Next in line after the much-discussed Millennials, Generation Z can be broadly defined as those born between the mid-1990s to the early 2000s. This younger generation has been shaped by a range of events and external influences, varying from heightened academia to witnessing the effects of economic recession. The spectre of potential debt as a result of student loans has also acted as a catalyst for Gen Z to consider the apprenticeship route as an attractive alternative option to university education.
Notably, having never experienced a time without technology and social media, Gen Z workers can be categorised as the first ‘digital natives’, making them more innately connected and digitally minded than any previous generation.
Gen Z expert and founder of Embrace Change Now, Franki Johnson, comments: “Generation Z has a completely different mindset to their predecessors. As digital natives, this generation is hyper-connected and approach all aspects of their life with a firmly digital mindset.
“This mindset naturally filters down to career expectations, with the Gen Z workers expecting a faster pace of both working and learning, instant reward and recognition and accelerated career progression.
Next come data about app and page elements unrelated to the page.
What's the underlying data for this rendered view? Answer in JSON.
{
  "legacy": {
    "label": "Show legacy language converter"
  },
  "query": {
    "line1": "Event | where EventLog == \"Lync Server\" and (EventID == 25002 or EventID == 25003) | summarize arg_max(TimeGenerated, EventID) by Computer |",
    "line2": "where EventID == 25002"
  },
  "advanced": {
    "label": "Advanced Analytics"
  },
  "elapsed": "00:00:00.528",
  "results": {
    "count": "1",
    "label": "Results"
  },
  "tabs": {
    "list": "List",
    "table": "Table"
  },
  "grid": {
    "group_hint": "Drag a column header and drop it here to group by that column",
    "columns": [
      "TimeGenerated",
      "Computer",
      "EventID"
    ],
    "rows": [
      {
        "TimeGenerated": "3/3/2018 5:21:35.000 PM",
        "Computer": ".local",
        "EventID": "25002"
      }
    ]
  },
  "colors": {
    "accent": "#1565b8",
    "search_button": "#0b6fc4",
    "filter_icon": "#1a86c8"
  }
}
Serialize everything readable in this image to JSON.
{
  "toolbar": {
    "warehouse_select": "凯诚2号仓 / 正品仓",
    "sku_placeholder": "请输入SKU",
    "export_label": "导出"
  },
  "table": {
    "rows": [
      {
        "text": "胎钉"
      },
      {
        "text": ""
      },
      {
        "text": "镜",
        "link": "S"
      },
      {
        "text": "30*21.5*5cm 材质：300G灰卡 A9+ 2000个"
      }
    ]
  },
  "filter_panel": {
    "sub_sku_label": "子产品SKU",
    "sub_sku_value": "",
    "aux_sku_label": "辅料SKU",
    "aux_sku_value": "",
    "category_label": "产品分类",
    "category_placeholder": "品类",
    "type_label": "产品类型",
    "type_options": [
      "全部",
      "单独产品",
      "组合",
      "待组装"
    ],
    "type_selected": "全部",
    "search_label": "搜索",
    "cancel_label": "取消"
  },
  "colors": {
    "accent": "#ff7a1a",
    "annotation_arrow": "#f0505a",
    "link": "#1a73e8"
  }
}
Often labelled as self-entitled, this younger generation do have a greater awareness of what their time is worth and prioritise efficiency and flexibility within the workplace.
“While at odds with the more industrial mindset of previous generations, these new career priorities and ways of thinking can help businesses to adapt to an ever-changing digital world. Employers must allow for this contribution to take place by remaining open to new ways of working and managing resistance to change.”
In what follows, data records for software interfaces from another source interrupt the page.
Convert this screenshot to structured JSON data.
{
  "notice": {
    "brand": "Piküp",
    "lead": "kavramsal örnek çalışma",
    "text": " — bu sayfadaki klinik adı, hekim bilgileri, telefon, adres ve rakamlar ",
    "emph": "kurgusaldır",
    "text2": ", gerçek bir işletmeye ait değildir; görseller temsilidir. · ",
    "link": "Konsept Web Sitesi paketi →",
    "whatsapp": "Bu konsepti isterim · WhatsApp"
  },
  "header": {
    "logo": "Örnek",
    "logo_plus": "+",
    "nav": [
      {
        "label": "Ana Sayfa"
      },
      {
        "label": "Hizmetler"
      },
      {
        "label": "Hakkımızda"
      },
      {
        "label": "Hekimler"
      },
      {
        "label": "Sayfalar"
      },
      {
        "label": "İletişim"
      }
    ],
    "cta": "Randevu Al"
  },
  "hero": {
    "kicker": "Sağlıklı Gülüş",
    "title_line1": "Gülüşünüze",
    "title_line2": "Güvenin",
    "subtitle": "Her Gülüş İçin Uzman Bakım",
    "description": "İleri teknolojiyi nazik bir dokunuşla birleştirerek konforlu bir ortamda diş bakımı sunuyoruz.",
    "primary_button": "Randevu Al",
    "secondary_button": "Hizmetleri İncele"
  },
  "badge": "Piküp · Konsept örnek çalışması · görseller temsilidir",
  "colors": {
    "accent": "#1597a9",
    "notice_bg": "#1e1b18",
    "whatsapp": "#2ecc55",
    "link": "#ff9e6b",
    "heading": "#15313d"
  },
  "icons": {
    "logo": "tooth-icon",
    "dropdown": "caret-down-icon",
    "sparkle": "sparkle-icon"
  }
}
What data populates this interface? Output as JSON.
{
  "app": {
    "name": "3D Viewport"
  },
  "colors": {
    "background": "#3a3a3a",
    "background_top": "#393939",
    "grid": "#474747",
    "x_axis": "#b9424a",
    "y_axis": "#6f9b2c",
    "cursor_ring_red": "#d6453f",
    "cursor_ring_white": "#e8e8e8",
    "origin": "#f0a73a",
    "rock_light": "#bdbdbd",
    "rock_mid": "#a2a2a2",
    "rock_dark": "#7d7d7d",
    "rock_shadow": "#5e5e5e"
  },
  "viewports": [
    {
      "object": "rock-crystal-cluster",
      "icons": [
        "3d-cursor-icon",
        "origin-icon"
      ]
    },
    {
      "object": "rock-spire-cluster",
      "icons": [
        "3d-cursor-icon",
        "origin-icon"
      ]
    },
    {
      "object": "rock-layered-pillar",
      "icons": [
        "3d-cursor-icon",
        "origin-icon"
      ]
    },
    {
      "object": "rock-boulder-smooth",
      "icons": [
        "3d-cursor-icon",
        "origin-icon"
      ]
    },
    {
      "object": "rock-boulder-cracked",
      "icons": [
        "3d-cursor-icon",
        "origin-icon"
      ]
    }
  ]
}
This shift in the priorities and expectations of Generation Z presents several challenges to businesses including impacting upon how companies recruit and retain younger employees.
As career priorities shift, attracting young talent to more technical roles has become increasingly challenging. To combat this, employers must consider many factors that would once have attracted younger applicants to roles, such as a corporate environment and the potential to climb the career ladder, are now not as attractive.
Having paid witness to the impact of the recession on their parents, many Gen Z candidates wish to find roles which offer career stability alongside continued development and recognition. To attract Gen Z to entry-level roles it is vital that the wording of recruitment adverts and job roles reflects this.
While many envisage the offer of tangible work perks such as ping-pong tables and ball-pits as appealing to young workers, it is, in fact, the promise of continued learning and recognition, flexibility and structured career progression as well as variety of experience that young applicants are seeking when searching for new roles.
Nurture and develop
Companies must also consider how Gen Z consume information and learn new skills. With Gen Z accustomed to a fast pace of learning, often independently, both on the job and digital forms of learning work well for both young workers and their employers.
Apprenticeship positions offer entry-level Gen Z workers a structured and transparent learning plan which allows apprentices to fully understand of their development and gives clear goals to work towards. Apprentices can build their skills incrementally while simultaneously implementing their learnings in real-world practice.
The training and coaching element on which apprenticeships are built naturally appeal to Gen Z workers’ desire for continued communication and constant feedback, while also ensuring that the employee’s skills are developed to meet the high standards of their employer.
This professional development alongside continued learning of new and relevant skills is, if implemented correctly, an investment which both the apprentice and the employer benefit from, with employee retention rates well exceeding the average.
Bridge the generation gap
Despite being digitally minded and ultra-connected, studies have shown that Gen Z workers value verbal communication above other forms. With this in mind, continued appraisal, feedback and recognition are key for those managing Gen Z workers. By fostering an open and adaptable workplace culture, organisations will keep younger workers both engaged and productive.
The values of Gen Z are heavily focused on flexibility and continued innovation, and companies should ensure they keep an open mind when evaluating HR strategy and ways of working. Reverse mentoring can work as a positive way of allowing young employees to demonstrate their skills and voice opinions on how ways of working and company culture can be improved.
Along with altered mindsets, priorities and ways of working Gen Z have the potential to bring a wealth of innovation with them as they join the workforce. It is therefore vital for employers to approach these elements, some of which may be new to their business culture, with an open mind.
By embracing this emerging generation of self-motivated digital natives, employers have the opportunity to continue building productive and innovative workplaces with an engaged, skilled workforce.